When American Heist begins, we find the brothers living two different lives: one outside of the prison, the other one inside. The life of the elder one changes quickly as he finds himself enjoying his free life with friends and young women in a nightclub after being released from jail. We also find out about James, who has a full-time job as a car mechanic and wants to open a small business. However, the bank refuses to give him a small business loan, which makes our hero very disappointed. Shortly after, he meets his ex-girlfriend with whom he hopes to rebuild a broken relationship. But he finds it difficult to do, as the appearance of his brother changes all his plans, as they are on their way to earn, what they think, easy money….

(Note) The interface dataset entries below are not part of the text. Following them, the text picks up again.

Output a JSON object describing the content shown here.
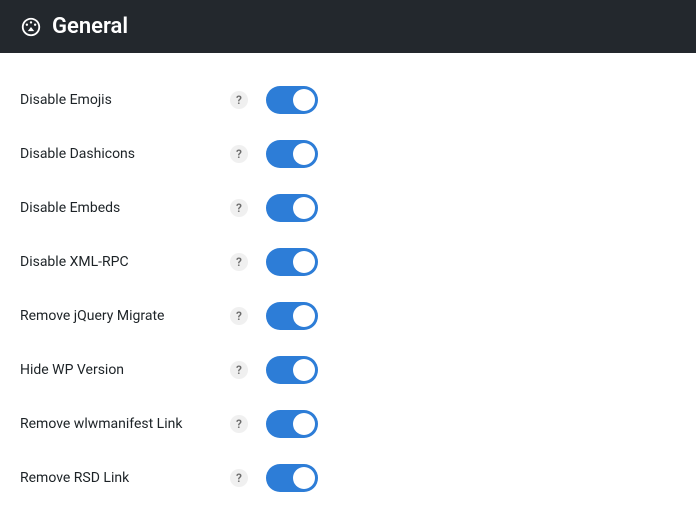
{
  "header": {
    "title": "General",
    "icon": "gauge-icon"
  },
  "help_glyph": "?",
  "settings": [
    {
      "label": "Disable Emojis",
      "enabled": true
    },
    {
      "label": "Disable Dashicons",
      "enabled": true
    },
    {
      "label": "Disable Embeds",
      "enabled": true
    },
    {
      "label": "Disable XML-RPC",
      "enabled": true
    },
    {
      "label": "Remove jQuery Migrate",
      "enabled": true
    },
    {
      "label": "Hide WP Version",
      "enabled": true
    },
    {
      "label": "Remove wlwmanifest Link",
      "enabled": true
    },
    {
      "label": "Remove RSD Link",
      "enabled": true
    }
  ]
}
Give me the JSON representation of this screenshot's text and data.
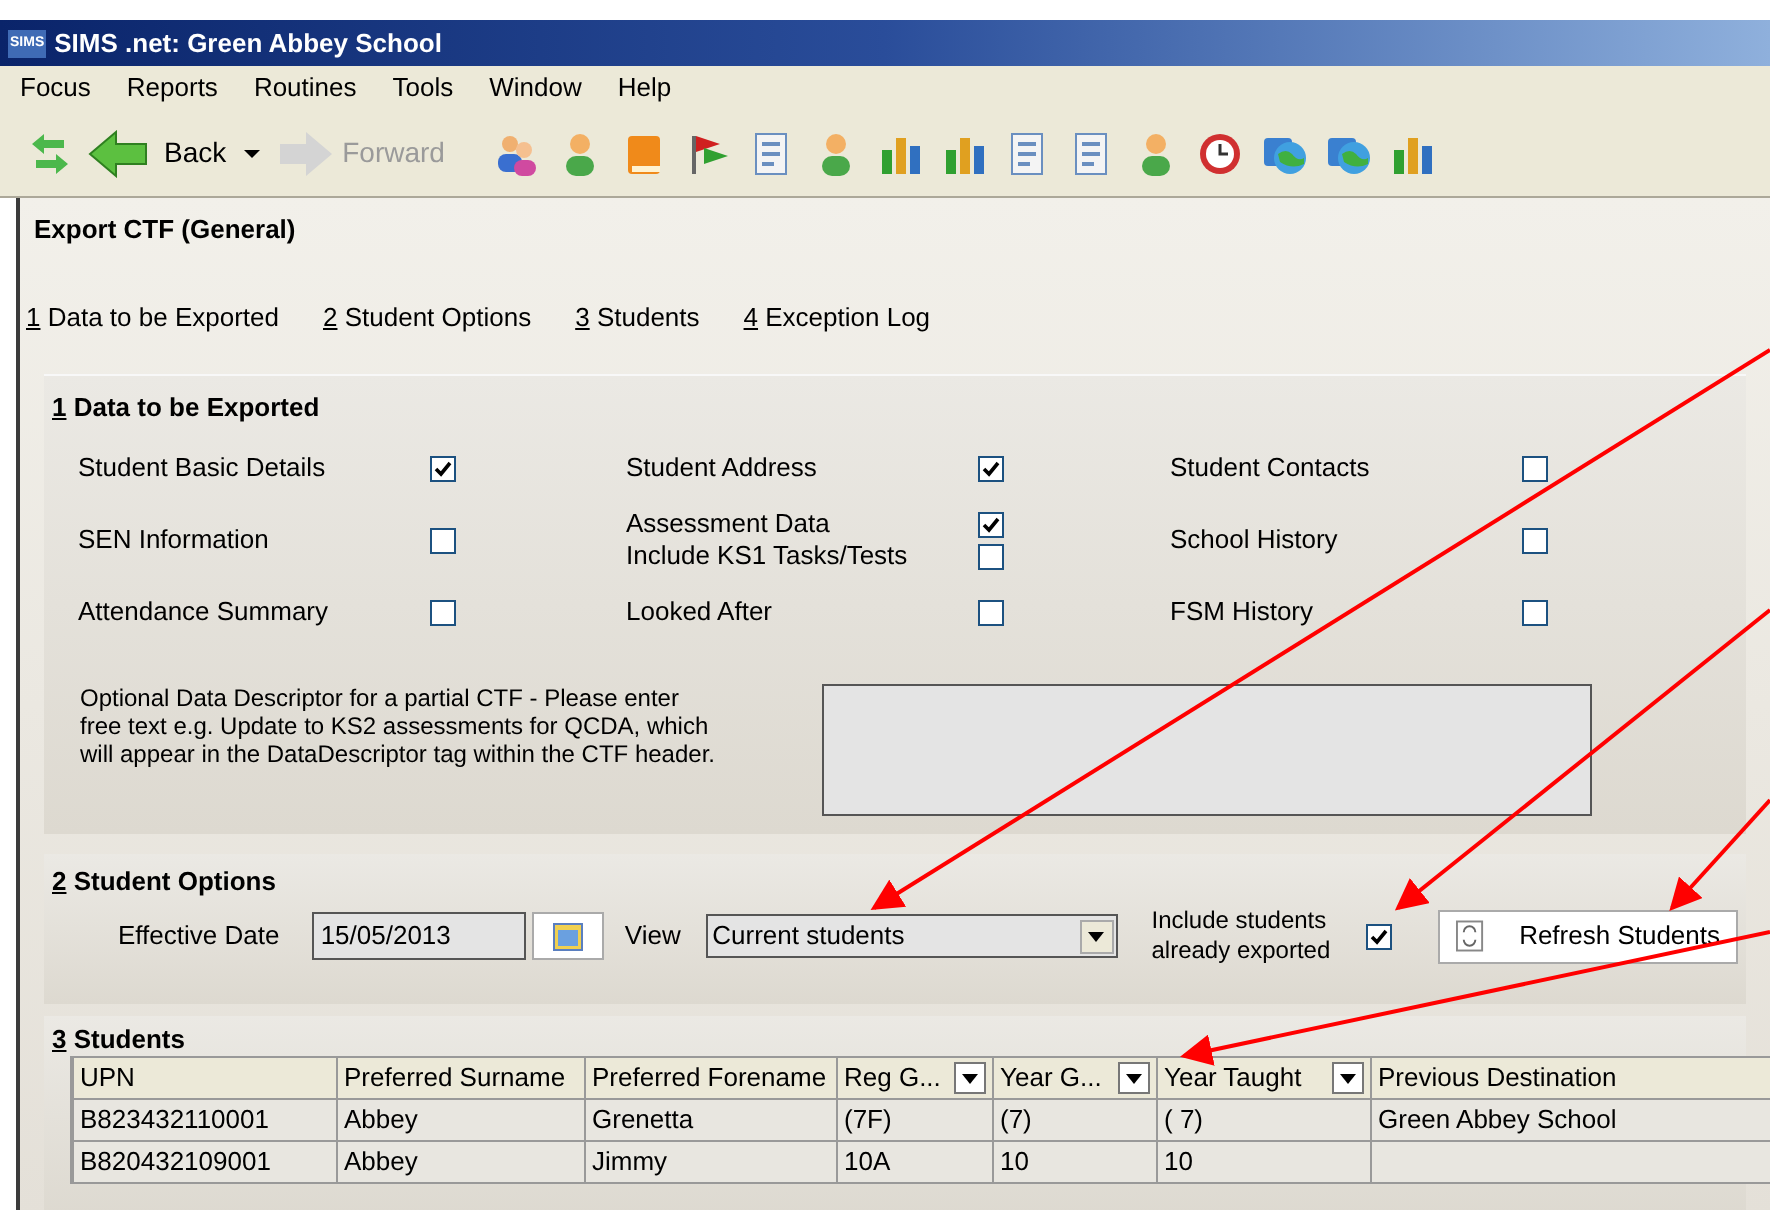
{
  "window": {
    "title": "SIMS .net: Green Abbey School",
    "logo": "SIMS"
  },
  "menu": [
    "Focus",
    "Reports",
    "Routines",
    "Tools",
    "Window",
    "Help"
  ],
  "toolbar": {
    "back": "Back",
    "forward": "Forward",
    "forward_disabled": true,
    "icons": [
      {
        "kind": "people"
      },
      {
        "kind": "person"
      },
      {
        "kind": "book"
      },
      {
        "kind": "flag"
      },
      {
        "kind": "document"
      },
      {
        "kind": "person"
      },
      {
        "kind": "chart"
      },
      {
        "kind": "chart"
      },
      {
        "kind": "document"
      },
      {
        "kind": "document"
      },
      {
        "kind": "person"
      },
      {
        "kind": "clock"
      },
      {
        "kind": "globe"
      },
      {
        "kind": "globe"
      },
      {
        "kind": "chart"
      }
    ]
  },
  "page": {
    "title": "Export CTF (General)",
    "links": [
      {
        "number": "1",
        "label": "Data to be Exported"
      },
      {
        "number": "2",
        "label": "Student Options"
      },
      {
        "number": "3",
        "label": "Students"
      },
      {
        "number": "4",
        "label": "Exception Log"
      }
    ]
  },
  "data_section": {
    "number": "1",
    "title": "Data to be Exported",
    "cells": [
      {
        "options": [
          {
            "label": "Student Basic Details",
            "checked": true
          }
        ]
      },
      {
        "options": [
          {
            "label": "Student Address",
            "checked": true
          }
        ]
      },
      {
        "options": [
          {
            "label": "Student Contacts",
            "checked": false
          }
        ]
      },
      {
        "options": [
          {
            "label": "SEN Information",
            "checked": false
          }
        ]
      },
      {
        "options": [
          {
            "label": "Assessment Data",
            "checked": true
          },
          {
            "label": "Include KS1 Tasks/Tests",
            "checked": false
          }
        ]
      },
      {
        "options": [
          {
            "label": "School History",
            "checked": false
          }
        ]
      },
      {
        "options": [
          {
            "label": "Attendance Summary",
            "checked": false
          }
        ]
      },
      {
        "options": [
          {
            "label": "Looked After",
            "checked": false
          }
        ]
      },
      {
        "options": [
          {
            "label": "FSM History",
            "checked": false
          }
        ]
      }
    ],
    "descriptor_label": "Optional Data Descriptor for a partial CTF - Please enter free text e.g. Update to KS2 assessments for QCDA, which will appear in the DataDescriptor tag within the CTF header."
  },
  "options_section": {
    "number": "2",
    "title": "Student Options",
    "date_label": "Effective Date",
    "date": "15/05/2013",
    "view_label": "View",
    "view": "Current students",
    "include_label": "Include students already exported",
    "include_checked": true,
    "refresh": "Refresh Students"
  },
  "students": {
    "number": "3",
    "title": "Students",
    "columns": [
      {
        "label": "UPN",
        "filter": false
      },
      {
        "label": "Preferred Surname",
        "filter": false
      },
      {
        "label": "Preferred Forename",
        "filter": false
      },
      {
        "label": "Reg G...",
        "filter": true
      },
      {
        "label": "Year G...",
        "filter": true
      },
      {
        "label": "Year Taught",
        "filter": true
      },
      {
        "label": "Previous Destination",
        "filter": false
      }
    ],
    "rows": [
      [
        "B823432110001",
        "Abbey",
        "Grenetta",
        "(7F)",
        "(7)",
        "( 7)",
        "Green Abbey School"
      ],
      [
        "B820432109001",
        "Abbey",
        "Jimmy",
        "10A",
        "10",
        "10",
        ""
      ]
    ]
  }
}
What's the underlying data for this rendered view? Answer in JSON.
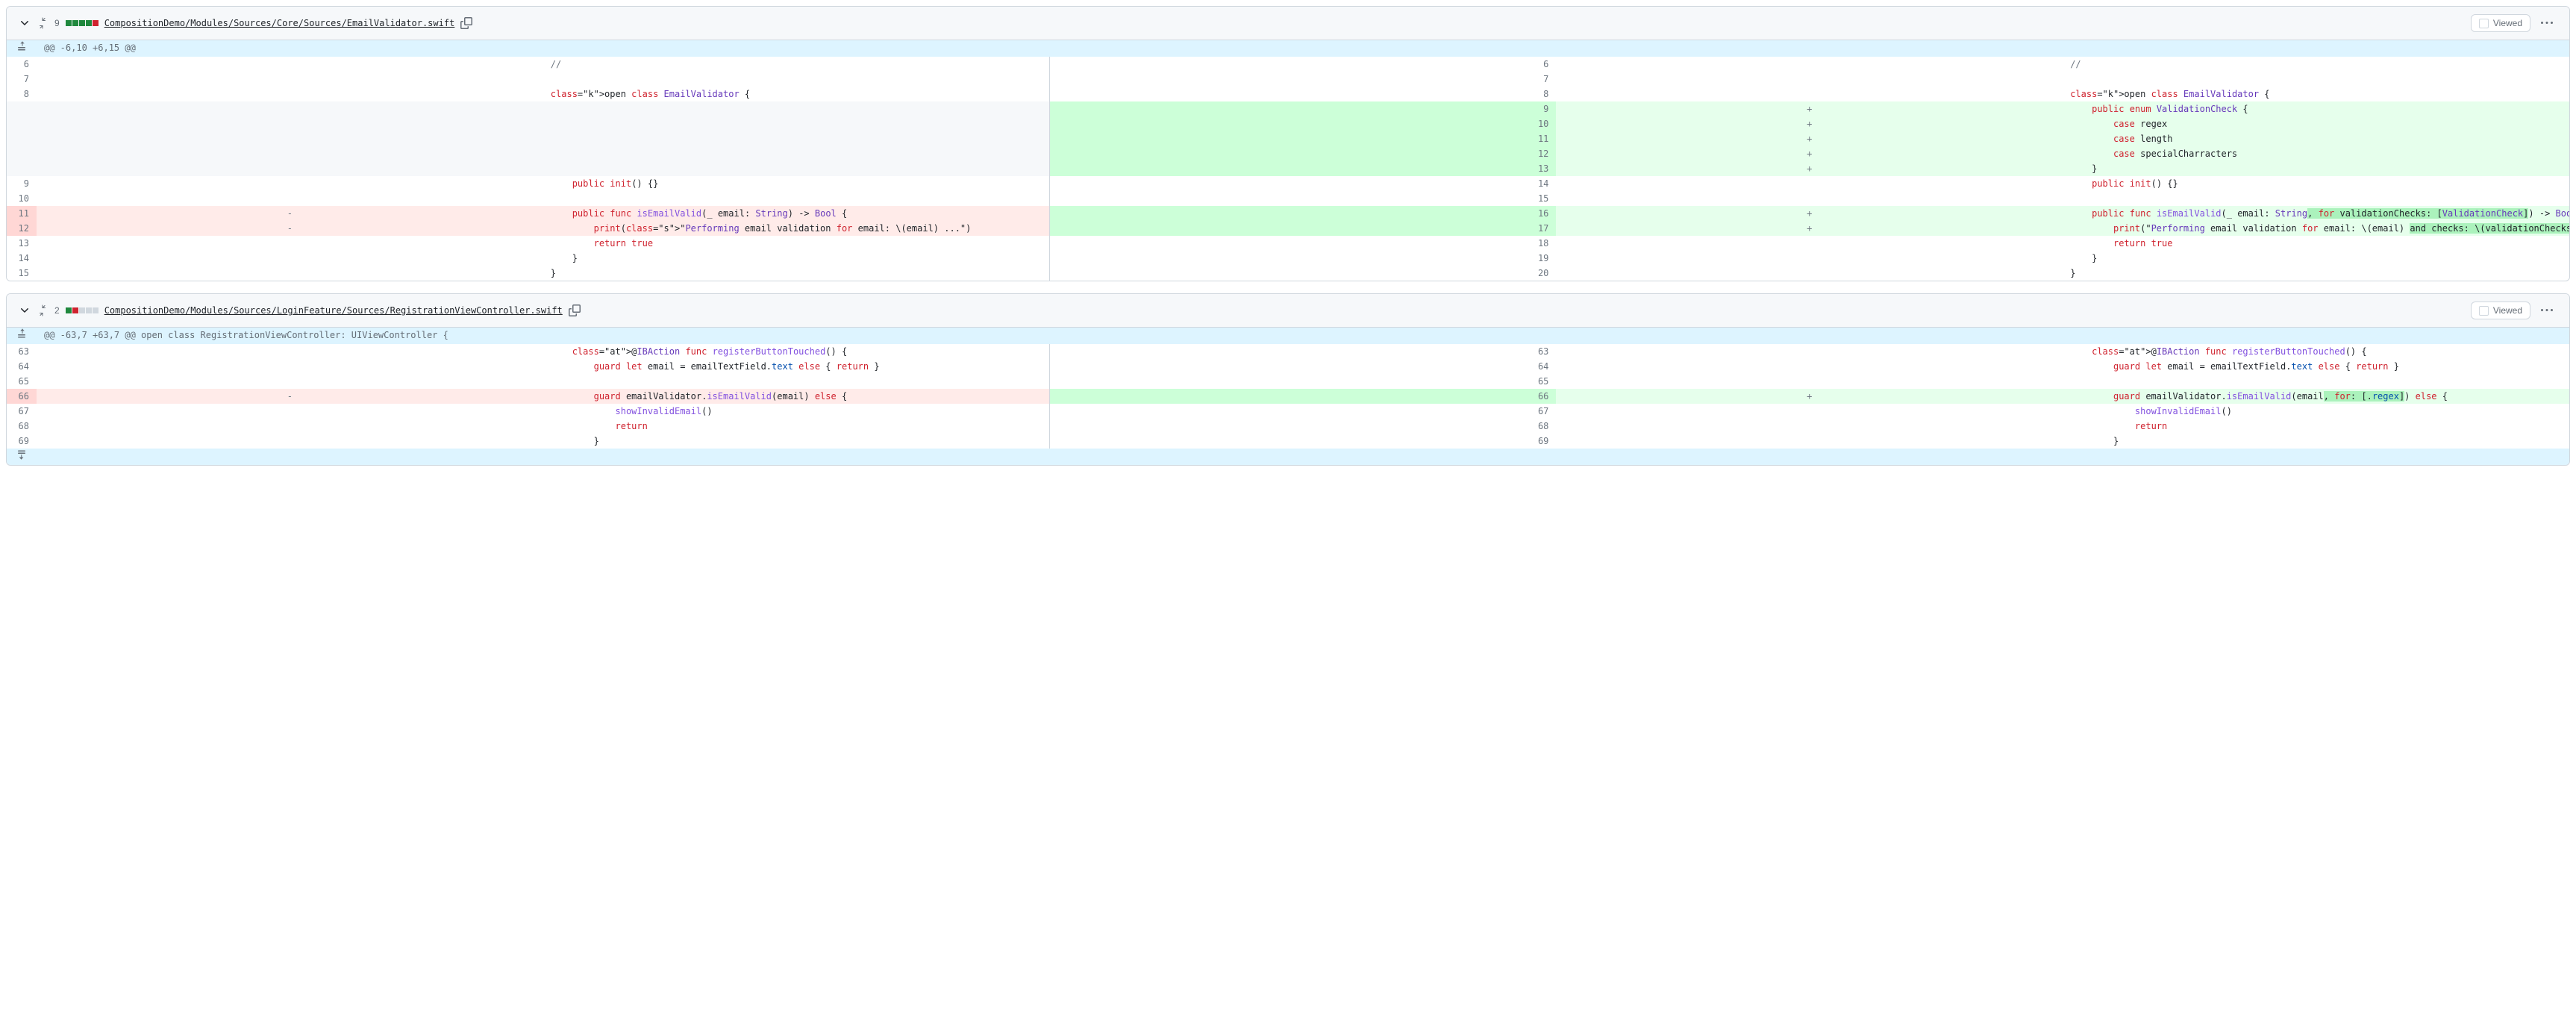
{
  "files": [
    {
      "change_count": "9",
      "squares": [
        "add",
        "add",
        "add",
        "add",
        "del"
      ],
      "path": "CompositionDemo/Modules/Sources/Core/Sources/EmailValidator.swift",
      "viewed_label": "Viewed",
      "hunk": "@@ -6,10 +6,15 @@",
      "rows": [
        {
          "l": "6",
          "r": "6",
          "lm": "",
          "rm": "",
          "lt": "//",
          "rt": "//",
          "lk": "ctx",
          "rk": "ctx"
        },
        {
          "l": "7",
          "r": "7",
          "lm": "",
          "rm": "",
          "lt": "",
          "rt": "",
          "lk": "ctx",
          "rk": "ctx"
        },
        {
          "l": "8",
          "r": "8",
          "lm": "",
          "rm": "",
          "lt": "open class EmailValidator {",
          "rt": "open class EmailValidator {",
          "lk": "ctx",
          "rk": "ctx"
        },
        {
          "l": "",
          "r": "9",
          "lm": "",
          "rm": "+",
          "lt": "",
          "rt": "    public enum ValidationCheck {",
          "lk": "empty",
          "rk": "add"
        },
        {
          "l": "",
          "r": "10",
          "lm": "",
          "rm": "+",
          "lt": "",
          "rt": "        case regex",
          "lk": "empty",
          "rk": "add"
        },
        {
          "l": "",
          "r": "11",
          "lm": "",
          "rm": "+",
          "lt": "",
          "rt": "        case length",
          "lk": "empty",
          "rk": "add"
        },
        {
          "l": "",
          "r": "12",
          "lm": "",
          "rm": "+",
          "lt": "",
          "rt": "        case specialCharracters",
          "lk": "empty",
          "rk": "add"
        },
        {
          "l": "",
          "r": "13",
          "lm": "",
          "rm": "+",
          "lt": "",
          "rt": "    }",
          "lk": "empty",
          "rk": "add"
        },
        {
          "l": "9",
          "r": "14",
          "lm": "",
          "rm": "",
          "lt": "    public init() {}",
          "rt": "    public init() {}",
          "lk": "ctx",
          "rk": "ctx"
        },
        {
          "l": "10",
          "r": "15",
          "lm": "",
          "rm": "",
          "lt": "",
          "rt": "",
          "lk": "ctx",
          "rk": "ctx"
        },
        {
          "l": "11",
          "r": "16",
          "lm": "-",
          "rm": "+",
          "lt": "    public func isEmailValid(_ email: String) -> Bool {",
          "rt": "    public func isEmailValid(_ email: String, for validationChecks: [ValidationCheck]) -> Bool {",
          "lk": "del",
          "rk": "add"
        },
        {
          "l": "12",
          "r": "17",
          "lm": "-",
          "rm": "+",
          "lt": "        print(\"Performing email validation for email: \\(email) ...\")",
          "rt": "        print(\"Performing email validation for email: \\(email) and checks: \\(validationChecks) ...\")",
          "lk": "del",
          "rk": "add"
        },
        {
          "l": "13",
          "r": "18",
          "lm": "",
          "rm": "",
          "lt": "        return true",
          "rt": "        return true",
          "lk": "ctx",
          "rk": "ctx"
        },
        {
          "l": "14",
          "r": "19",
          "lm": "",
          "rm": "",
          "lt": "    }",
          "rt": "    }",
          "lk": "ctx",
          "rk": "ctx"
        },
        {
          "l": "15",
          "r": "20",
          "lm": "",
          "rm": "",
          "lt": "}",
          "rt": "}",
          "lk": "ctx",
          "rk": "ctx"
        }
      ]
    },
    {
      "change_count": "2",
      "squares": [
        "add",
        "del",
        "neutral",
        "neutral",
        "neutral"
      ],
      "path": "CompositionDemo/Modules/Sources/LoginFeature/Sources/RegistrationViewController.swift",
      "viewed_label": "Viewed",
      "hunk": "@@ -63,7 +63,7 @@ open class RegistrationViewController: UIViewController {",
      "rows": [
        {
          "l": "63",
          "r": "63",
          "lm": "",
          "rm": "",
          "lt": "    @IBAction func registerButtonTouched() {",
          "rt": "    @IBAction func registerButtonTouched() {",
          "lk": "ctx",
          "rk": "ctx"
        },
        {
          "l": "64",
          "r": "64",
          "lm": "",
          "rm": "",
          "lt": "        guard let email = emailTextField.text else { return }",
          "rt": "        guard let email = emailTextField.text else { return }",
          "lk": "ctx",
          "rk": "ctx"
        },
        {
          "l": "65",
          "r": "65",
          "lm": "",
          "rm": "",
          "lt": "",
          "rt": "",
          "lk": "ctx",
          "rk": "ctx"
        },
        {
          "l": "66",
          "r": "66",
          "lm": "-",
          "rm": "+",
          "lt": "        guard emailValidator.isEmailValid(email) else {",
          "rt": "        guard emailValidator.isEmailValid(email, for: [.regex]) else {",
          "lk": "del",
          "rk": "add"
        },
        {
          "l": "67",
          "r": "67",
          "lm": "",
          "rm": "",
          "lt": "            showInvalidEmail()",
          "rt": "            showInvalidEmail()",
          "lk": "ctx",
          "rk": "ctx"
        },
        {
          "l": "68",
          "r": "68",
          "lm": "",
          "rm": "",
          "lt": "            return",
          "rt": "            return",
          "lk": "ctx",
          "rk": "ctx"
        },
        {
          "l": "69",
          "r": "69",
          "lm": "",
          "rm": "",
          "lt": "        }",
          "rt": "        }",
          "lk": "ctx",
          "rk": "ctx"
        }
      ],
      "expand_down": true
    }
  ]
}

The main issue of Sarik Andreasyan’s film begins when the two brothers see each other after ten years. Even though we are not given much time to find out what really happened between the two of them a decade ago, things start changing so fast it becomes hard to follow. Moreover, despite James’s desire to build his life and have a successful future, he allows Frankie to convince him into robbing a bank and go back to the criminal underworld, the thing that almost swallowed them both years ago. And while they are on their way to execute their dangerous plan, the viewer may find himself a bit bored, as the story and its characters are developed extremely poorly. Even though there are some hints and clues provided in the middle of the film, it is still not enough to hold the viewer’s interest and make them watch till the end.

Unfortunately American Heist, directed by Sarik Andreasyan, is a failed version of 1959’s The Great St. Louis Bank Robbery directed by Charles Guggenheim and John Stix. Andreasyan’s movie misses the target and is unable to bring his featured film to a level where the average viewers won’t feel cheated. Having a strong cast also does not seem to help American Heist, as even the actors were unable to find a connection with the characters they perform. And in the end, the only thing American Heist robs is the viewer’s valuable time and trust.

American Heist opens July 24 in Toronto!

%d bloggers like this: